TRY IT
Which lines hold the word "image"? Copy each of them from the material.

(Beginning of DATASET EXCERPTS)

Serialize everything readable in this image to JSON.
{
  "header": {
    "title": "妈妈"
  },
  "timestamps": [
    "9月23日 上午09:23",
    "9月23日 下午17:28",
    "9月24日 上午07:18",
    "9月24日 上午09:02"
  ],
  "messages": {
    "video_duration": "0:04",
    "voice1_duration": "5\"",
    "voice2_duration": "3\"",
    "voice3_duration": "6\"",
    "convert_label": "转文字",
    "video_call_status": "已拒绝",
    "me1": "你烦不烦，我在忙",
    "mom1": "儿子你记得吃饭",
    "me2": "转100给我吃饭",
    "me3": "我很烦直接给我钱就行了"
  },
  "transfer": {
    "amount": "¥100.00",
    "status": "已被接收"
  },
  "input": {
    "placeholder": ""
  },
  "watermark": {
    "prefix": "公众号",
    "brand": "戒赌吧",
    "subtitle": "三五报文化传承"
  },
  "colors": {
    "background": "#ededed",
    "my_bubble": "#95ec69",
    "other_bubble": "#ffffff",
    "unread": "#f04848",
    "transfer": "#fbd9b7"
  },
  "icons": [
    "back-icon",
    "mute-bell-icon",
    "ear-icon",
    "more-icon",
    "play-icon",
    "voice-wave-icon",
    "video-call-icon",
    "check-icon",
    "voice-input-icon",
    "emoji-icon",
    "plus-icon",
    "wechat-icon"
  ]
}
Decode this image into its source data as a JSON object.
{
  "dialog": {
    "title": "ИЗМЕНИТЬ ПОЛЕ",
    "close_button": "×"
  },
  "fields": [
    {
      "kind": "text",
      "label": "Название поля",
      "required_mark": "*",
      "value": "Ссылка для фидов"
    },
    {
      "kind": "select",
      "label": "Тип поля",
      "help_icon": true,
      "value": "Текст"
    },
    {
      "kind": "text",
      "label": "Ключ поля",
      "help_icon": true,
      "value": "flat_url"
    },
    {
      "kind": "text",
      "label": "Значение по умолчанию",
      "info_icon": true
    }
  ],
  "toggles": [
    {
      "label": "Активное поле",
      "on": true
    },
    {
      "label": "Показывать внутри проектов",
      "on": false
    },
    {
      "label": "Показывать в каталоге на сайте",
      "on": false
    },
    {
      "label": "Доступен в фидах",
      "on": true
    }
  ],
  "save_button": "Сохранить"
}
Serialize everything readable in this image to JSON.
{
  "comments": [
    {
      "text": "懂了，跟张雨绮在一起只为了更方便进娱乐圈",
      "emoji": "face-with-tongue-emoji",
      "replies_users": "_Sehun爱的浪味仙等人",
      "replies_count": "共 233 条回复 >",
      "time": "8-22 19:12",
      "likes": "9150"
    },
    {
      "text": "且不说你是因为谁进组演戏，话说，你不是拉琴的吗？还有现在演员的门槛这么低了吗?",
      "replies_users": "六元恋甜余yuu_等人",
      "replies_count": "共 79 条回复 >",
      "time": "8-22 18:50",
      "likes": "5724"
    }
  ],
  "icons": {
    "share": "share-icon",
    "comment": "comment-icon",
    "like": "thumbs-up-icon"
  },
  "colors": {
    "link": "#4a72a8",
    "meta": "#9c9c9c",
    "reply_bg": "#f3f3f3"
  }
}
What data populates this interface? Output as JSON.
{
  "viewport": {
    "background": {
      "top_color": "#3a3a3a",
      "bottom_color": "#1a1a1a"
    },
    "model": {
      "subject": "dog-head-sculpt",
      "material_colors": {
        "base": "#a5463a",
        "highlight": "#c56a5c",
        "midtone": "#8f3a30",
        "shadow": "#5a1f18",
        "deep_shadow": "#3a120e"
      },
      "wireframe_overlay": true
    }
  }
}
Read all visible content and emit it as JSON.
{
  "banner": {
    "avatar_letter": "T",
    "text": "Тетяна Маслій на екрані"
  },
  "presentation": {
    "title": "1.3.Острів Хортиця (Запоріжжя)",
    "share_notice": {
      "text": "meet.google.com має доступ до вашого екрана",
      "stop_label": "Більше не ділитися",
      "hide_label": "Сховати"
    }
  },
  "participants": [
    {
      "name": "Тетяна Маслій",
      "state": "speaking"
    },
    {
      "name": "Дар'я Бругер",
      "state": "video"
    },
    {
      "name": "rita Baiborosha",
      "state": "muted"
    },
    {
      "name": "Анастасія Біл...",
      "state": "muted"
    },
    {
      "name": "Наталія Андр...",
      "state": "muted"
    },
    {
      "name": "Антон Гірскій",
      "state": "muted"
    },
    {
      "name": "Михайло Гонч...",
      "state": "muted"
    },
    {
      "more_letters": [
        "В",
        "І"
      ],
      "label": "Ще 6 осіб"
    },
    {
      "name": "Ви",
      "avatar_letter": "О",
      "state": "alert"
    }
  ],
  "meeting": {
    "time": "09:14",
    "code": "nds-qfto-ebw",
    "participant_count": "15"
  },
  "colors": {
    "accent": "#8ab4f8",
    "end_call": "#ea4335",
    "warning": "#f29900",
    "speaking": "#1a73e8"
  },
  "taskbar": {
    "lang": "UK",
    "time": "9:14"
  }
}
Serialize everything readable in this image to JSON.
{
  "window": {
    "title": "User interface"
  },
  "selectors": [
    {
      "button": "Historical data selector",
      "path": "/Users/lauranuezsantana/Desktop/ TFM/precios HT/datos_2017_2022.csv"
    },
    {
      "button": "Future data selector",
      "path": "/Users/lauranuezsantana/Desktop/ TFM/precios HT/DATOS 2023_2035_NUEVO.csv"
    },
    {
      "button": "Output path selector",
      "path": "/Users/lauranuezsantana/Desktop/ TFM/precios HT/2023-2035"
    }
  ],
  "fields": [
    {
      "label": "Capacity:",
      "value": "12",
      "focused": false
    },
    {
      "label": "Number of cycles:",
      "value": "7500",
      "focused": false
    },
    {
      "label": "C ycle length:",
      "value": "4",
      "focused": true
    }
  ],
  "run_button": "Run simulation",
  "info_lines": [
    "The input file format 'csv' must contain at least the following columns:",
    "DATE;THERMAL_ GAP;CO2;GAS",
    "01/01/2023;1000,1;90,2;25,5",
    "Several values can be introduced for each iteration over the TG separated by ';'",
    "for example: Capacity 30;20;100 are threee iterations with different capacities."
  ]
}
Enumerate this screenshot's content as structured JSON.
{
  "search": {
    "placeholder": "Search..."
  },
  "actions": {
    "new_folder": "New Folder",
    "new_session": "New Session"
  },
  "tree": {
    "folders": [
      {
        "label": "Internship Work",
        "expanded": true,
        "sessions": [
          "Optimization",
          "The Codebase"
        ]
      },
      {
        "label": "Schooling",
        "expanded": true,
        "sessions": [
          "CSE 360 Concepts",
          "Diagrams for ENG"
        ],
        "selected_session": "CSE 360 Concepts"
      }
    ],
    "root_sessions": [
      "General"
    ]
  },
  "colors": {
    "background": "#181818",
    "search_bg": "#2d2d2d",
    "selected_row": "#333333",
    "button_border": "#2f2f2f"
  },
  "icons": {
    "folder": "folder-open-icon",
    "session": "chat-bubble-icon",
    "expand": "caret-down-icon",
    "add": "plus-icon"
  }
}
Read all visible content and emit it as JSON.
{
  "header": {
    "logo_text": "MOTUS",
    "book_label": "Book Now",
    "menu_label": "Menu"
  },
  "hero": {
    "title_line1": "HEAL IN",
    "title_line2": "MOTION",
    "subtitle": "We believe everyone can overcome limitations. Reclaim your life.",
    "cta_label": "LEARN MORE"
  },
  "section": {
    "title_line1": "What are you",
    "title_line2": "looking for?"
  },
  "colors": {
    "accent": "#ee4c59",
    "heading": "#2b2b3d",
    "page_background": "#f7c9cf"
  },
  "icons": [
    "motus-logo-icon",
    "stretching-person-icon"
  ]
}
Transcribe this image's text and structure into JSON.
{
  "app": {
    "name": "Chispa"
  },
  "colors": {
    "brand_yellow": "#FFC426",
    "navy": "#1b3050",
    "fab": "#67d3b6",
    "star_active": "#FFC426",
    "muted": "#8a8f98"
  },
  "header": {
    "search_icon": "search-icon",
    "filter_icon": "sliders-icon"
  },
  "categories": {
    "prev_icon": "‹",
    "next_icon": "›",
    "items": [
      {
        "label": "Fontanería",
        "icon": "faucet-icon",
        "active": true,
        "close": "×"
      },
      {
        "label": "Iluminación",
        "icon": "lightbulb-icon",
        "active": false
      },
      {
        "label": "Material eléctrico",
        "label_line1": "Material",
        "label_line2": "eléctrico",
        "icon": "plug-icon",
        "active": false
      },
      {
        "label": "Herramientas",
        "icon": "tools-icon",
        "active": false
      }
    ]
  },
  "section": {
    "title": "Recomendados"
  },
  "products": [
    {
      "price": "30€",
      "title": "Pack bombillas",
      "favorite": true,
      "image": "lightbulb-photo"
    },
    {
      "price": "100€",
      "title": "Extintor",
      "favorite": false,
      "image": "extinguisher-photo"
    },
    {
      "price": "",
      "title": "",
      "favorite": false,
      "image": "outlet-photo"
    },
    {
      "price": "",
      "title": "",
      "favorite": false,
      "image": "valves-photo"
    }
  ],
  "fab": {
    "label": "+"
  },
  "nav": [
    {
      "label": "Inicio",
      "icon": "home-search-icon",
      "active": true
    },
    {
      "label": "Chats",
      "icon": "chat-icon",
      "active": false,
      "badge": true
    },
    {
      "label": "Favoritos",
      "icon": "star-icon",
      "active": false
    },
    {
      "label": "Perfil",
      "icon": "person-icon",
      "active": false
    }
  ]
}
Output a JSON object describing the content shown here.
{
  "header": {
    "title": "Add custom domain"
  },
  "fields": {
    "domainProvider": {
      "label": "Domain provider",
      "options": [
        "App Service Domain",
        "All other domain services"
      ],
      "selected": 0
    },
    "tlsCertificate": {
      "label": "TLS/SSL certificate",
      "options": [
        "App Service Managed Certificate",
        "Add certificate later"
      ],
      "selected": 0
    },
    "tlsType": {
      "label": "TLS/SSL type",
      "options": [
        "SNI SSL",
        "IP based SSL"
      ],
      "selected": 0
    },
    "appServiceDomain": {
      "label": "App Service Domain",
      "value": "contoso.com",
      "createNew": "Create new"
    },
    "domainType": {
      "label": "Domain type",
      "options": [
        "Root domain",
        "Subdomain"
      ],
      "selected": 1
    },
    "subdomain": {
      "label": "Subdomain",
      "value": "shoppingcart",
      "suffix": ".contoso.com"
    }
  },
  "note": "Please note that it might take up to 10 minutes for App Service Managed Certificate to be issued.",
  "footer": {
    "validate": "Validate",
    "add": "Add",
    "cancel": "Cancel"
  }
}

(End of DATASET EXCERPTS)

RESULT OF THIS EXERCISE
Serialize everything readable in this image to JSON.
Decode this image into its source data as a JSON object.
Serialize everything readable in this image to JSON.
Serialize everything readable in this image to JSON.
Transcribe this image's text and structure into JSON.
      "image": "lightbulb-photo"
      "image": "extinguisher-photo"
      "image": "outlet-photo"
      "image": "valves-photo"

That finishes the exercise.